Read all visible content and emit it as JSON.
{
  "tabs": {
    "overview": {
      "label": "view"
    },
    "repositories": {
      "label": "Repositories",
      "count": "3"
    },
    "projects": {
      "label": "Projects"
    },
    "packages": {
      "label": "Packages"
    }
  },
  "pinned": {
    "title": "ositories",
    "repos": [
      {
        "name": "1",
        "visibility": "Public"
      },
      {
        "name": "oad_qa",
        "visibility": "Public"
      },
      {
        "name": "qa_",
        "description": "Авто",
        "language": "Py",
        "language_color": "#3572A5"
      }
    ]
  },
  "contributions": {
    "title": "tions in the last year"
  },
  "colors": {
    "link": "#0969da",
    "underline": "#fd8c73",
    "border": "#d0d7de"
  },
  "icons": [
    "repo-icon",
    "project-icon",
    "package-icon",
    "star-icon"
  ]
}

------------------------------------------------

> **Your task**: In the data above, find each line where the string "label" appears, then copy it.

> **Expected output**:
      "label": "view"
      "label": "Repositories",
      "label": "Projects"
      "label": "Packages"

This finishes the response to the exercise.